WHAT THIS TASK INVOLVES:
Lines holding the string "JSON" in the listing below are to be copied.

ENTRIES PROVIDED:
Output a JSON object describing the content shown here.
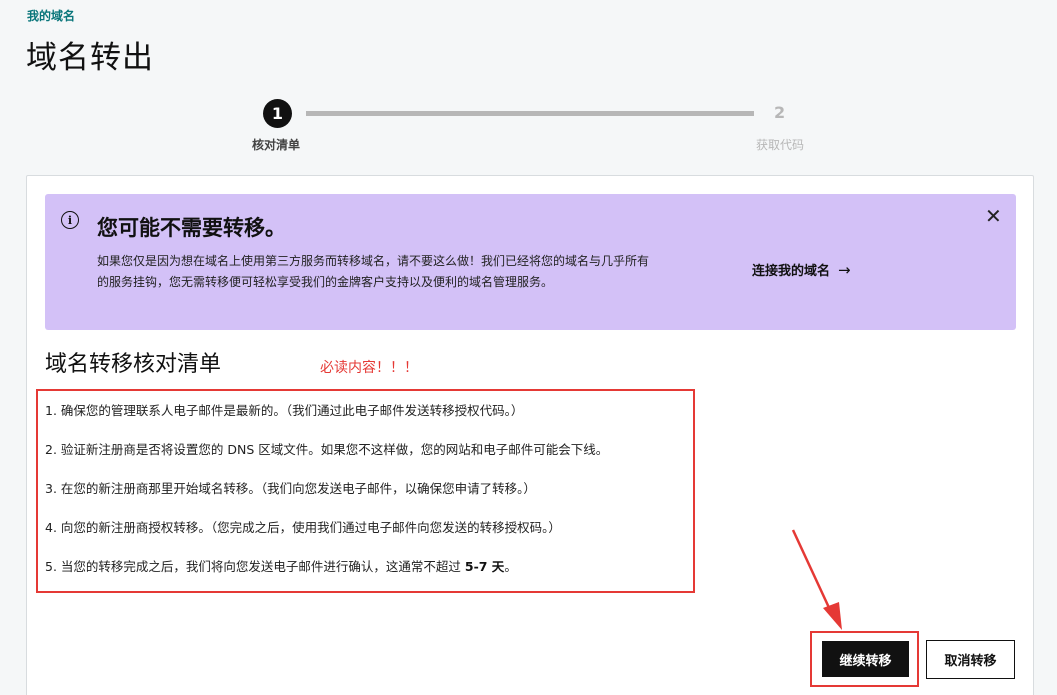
{
  "breadcrumb": "我的域名",
  "page_title": "域名转出",
  "stepper": {
    "step1_number": "1",
    "step1_label": "核对清单",
    "step2_number": "2",
    "step2_label": "获取代码"
  },
  "banner": {
    "info_glyph": "i",
    "title": "您可能不需要转移。",
    "body": "如果您仅是因为想在域名上使用第三方服务而转移域名，请不要这么做！我们已经将您的域名与几乎所有的服务挂钩，您无需转移便可轻松享受我们的金牌客户支持以及便利的域名管理服务。",
    "link_label": "连接我的域名",
    "link_arrow": "→",
    "close_glyph": "✕",
    "background_color": "#d3c1f7"
  },
  "checklist": {
    "title": "域名转移核对清单",
    "annotation": "必读内容！！！",
    "items": [
      "1. 确保您的管理联系人电子邮件是最新的。（我们通过此电子邮件发送转移授权代码。）",
      "2. 验证新注册商是否将设置您的 DNS 区域文件。如果您不这样做，您的网站和电子邮件可能会下线。",
      "3. 在您的新注册商那里开始域名转移。（我们向您发送电子邮件，以确保您申请了转移。）",
      "4. 向您的新注册商授权转移。（您完成之后，使用我们通过电子邮件向您发送的转移授权码。）"
    ],
    "item5_prefix": "5. 当您的转移完成之后，我们将向您发送电子邮件进行确认，这通常不超过 ",
    "item5_bold": "5-7 天",
    "item5_suffix": "。"
  },
  "actions": {
    "continue_label": "继续转移",
    "cancel_label": "取消转移"
  },
  "colors": {
    "accent_teal": "#09757a",
    "annotation_red": "#e53935",
    "primary_button": "#111111"
  }
}
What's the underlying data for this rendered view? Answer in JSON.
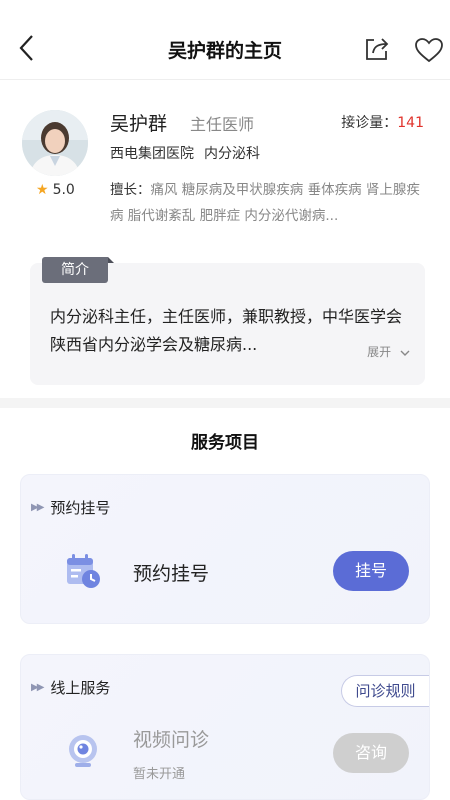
{
  "header": {
    "title": "吴护群的主页",
    "back_icon": "back-arrow-icon",
    "share_icon": "share-icon",
    "favorite_icon": "heart-icon"
  },
  "doctor": {
    "name": "吴护群",
    "title": "主任医师",
    "visits_label": "接诊量：",
    "visits_value": "141",
    "hospital": "西电集团医院",
    "department": "内分泌科",
    "rating": "5.0",
    "skills_label": "擅长：",
    "skills_text": "痛风  糖尿病及甲状腺疾病  垂体疾病  肾上腺疾病  脂代谢紊乱  肥胖症  内分泌代谢病..."
  },
  "intro": {
    "tag": "简介",
    "text": "内分泌科主任，主任医师，兼职教授，中华医学会陕西省内分泌学会及糖尿病...",
    "expand_label": "展开"
  },
  "services": {
    "section_title": "服务项目",
    "appointment": {
      "head": "预约挂号",
      "name": "预约挂号",
      "button": "挂号"
    },
    "online": {
      "head": "线上服务",
      "rules_button": "问诊规则",
      "name": "视频问诊",
      "status": "暂未开通",
      "button": "咨询"
    }
  },
  "colors": {
    "accent": "#5b6cd6",
    "visits": "#e0322b",
    "star": "#f5a623"
  }
}
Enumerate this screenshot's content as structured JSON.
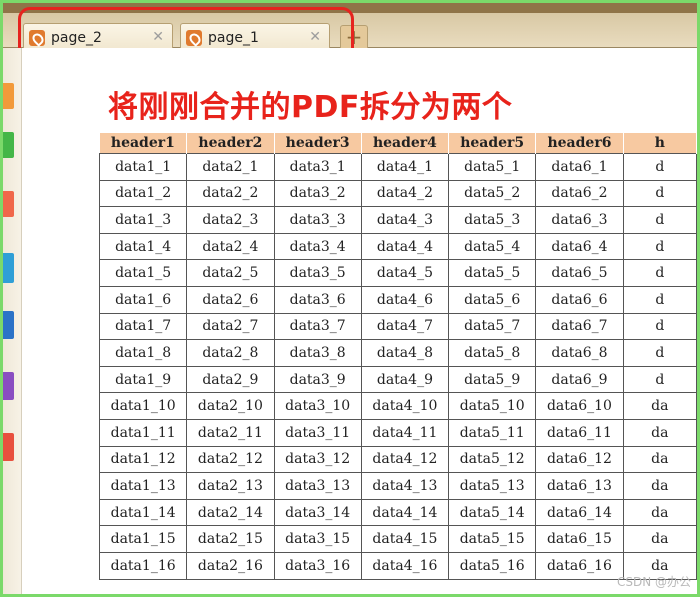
{
  "tabs": [
    {
      "label": "page_2"
    },
    {
      "label": "page_1"
    }
  ],
  "new_tab": "+",
  "caption": "将刚刚合并的PDF拆分为两个",
  "table": {
    "headers": [
      "header1",
      "header2",
      "header3",
      "header4",
      "header5",
      "header6",
      "h"
    ],
    "rows": [
      [
        "data1_1",
        "data2_1",
        "data3_1",
        "data4_1",
        "data5_1",
        "data6_1",
        "d"
      ],
      [
        "data1_2",
        "data2_2",
        "data3_2",
        "data4_2",
        "data5_2",
        "data6_2",
        "d"
      ],
      [
        "data1_3",
        "data2_3",
        "data3_3",
        "data4_3",
        "data5_3",
        "data6_3",
        "d"
      ],
      [
        "data1_4",
        "data2_4",
        "data3_4",
        "data4_4",
        "data5_4",
        "data6_4",
        "d"
      ],
      [
        "data1_5",
        "data2_5",
        "data3_5",
        "data4_5",
        "data5_5",
        "data6_5",
        "d"
      ],
      [
        "data1_6",
        "data2_6",
        "data3_6",
        "data4_6",
        "data5_6",
        "data6_6",
        "d"
      ],
      [
        "data1_7",
        "data2_7",
        "data3_7",
        "data4_7",
        "data5_7",
        "data6_7",
        "d"
      ],
      [
        "data1_8",
        "data2_8",
        "data3_8",
        "data4_8",
        "data5_8",
        "data6_8",
        "d"
      ],
      [
        "data1_9",
        "data2_9",
        "data3_9",
        "data4_9",
        "data5_9",
        "data6_9",
        "d"
      ],
      [
        "data1_10",
        "data2_10",
        "data3_10",
        "data4_10",
        "data5_10",
        "data6_10",
        "da"
      ],
      [
        "data1_11",
        "data2_11",
        "data3_11",
        "data4_11",
        "data5_11",
        "data6_11",
        "da"
      ],
      [
        "data1_12",
        "data2_12",
        "data3_12",
        "data4_12",
        "data5_12",
        "data6_12",
        "da"
      ],
      [
        "data1_13",
        "data2_13",
        "data3_13",
        "data4_13",
        "data5_13",
        "data6_13",
        "da"
      ],
      [
        "data1_14",
        "data2_14",
        "data3_14",
        "data4_14",
        "data5_14",
        "data6_14",
        "da"
      ],
      [
        "data1_15",
        "data2_15",
        "data3_15",
        "data4_15",
        "data5_15",
        "data6_15",
        "da"
      ],
      [
        "data1_16",
        "data2_16",
        "data3_16",
        "data4_16",
        "data5_16",
        "data6_16",
        "da"
      ]
    ]
  },
  "watermark": "CSDN @办公"
}
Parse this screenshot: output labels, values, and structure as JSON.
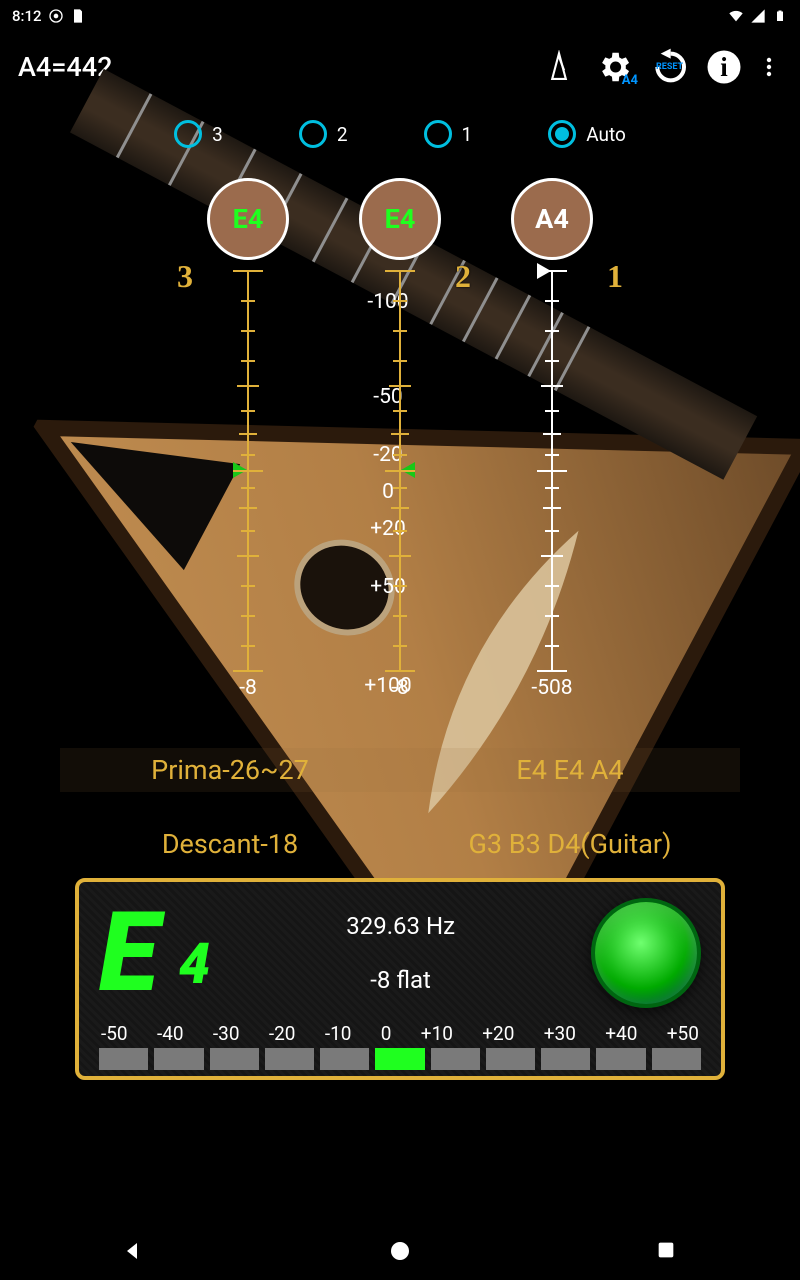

YOUR SOLUTION:
Output a JSON object describing the content shown here.
What's the underlying data for this rendered view? Answer in JSON.
Enumerate this screenshot's content as structured JSON.
Parse this screenshot: output labels, values, and structure as JSON.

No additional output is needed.